Cellular technology is fast becoming ubiquitous, even in poorer, less developed parts of the word. From The Economist:
3.2 billion people, or 46% of the world’s total population of 7 billion, have at least one active mobile (cellular) device.
Japan, Britain and the Nordic countries have about 9 out of 10 citizens using mobile technology, which is pretty mind boggling. And infants, prisoners and certain other parts of the population are unlikely to start using mobile devices. You also have to keep in mind that many of the people not using mobile technology in developed countries are older, less tech savvy citizens.
This is particularly true in the United States, where the digital divide is increasingly one of age, not income. In the U.S., 66 percent of people 18-29 have smartphones, while just 11 percent of those 65 and older have them. And in poorer areas, the first real personal computer a person may own will be a smartphone, not a traditional computer:

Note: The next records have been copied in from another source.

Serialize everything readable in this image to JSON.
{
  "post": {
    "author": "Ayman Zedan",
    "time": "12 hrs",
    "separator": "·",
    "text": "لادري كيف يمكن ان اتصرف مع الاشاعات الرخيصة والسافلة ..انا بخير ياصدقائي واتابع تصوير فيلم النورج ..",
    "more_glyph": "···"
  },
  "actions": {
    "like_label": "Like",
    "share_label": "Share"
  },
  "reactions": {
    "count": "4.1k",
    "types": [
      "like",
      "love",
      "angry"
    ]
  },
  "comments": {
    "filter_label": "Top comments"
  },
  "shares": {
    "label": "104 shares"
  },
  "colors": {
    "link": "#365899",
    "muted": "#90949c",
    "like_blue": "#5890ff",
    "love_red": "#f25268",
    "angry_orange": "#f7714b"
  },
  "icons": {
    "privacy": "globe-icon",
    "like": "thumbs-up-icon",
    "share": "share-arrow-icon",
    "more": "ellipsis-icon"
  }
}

Cell phones fill access gaps – 10% of cell-mostly internet users point towards a lack of other access options as the main reason why they primarily use their phone to go online, with 6% saying that they do not have access to a computer and 4% saying that they do not have any other source of internet access beyond their mobile connection.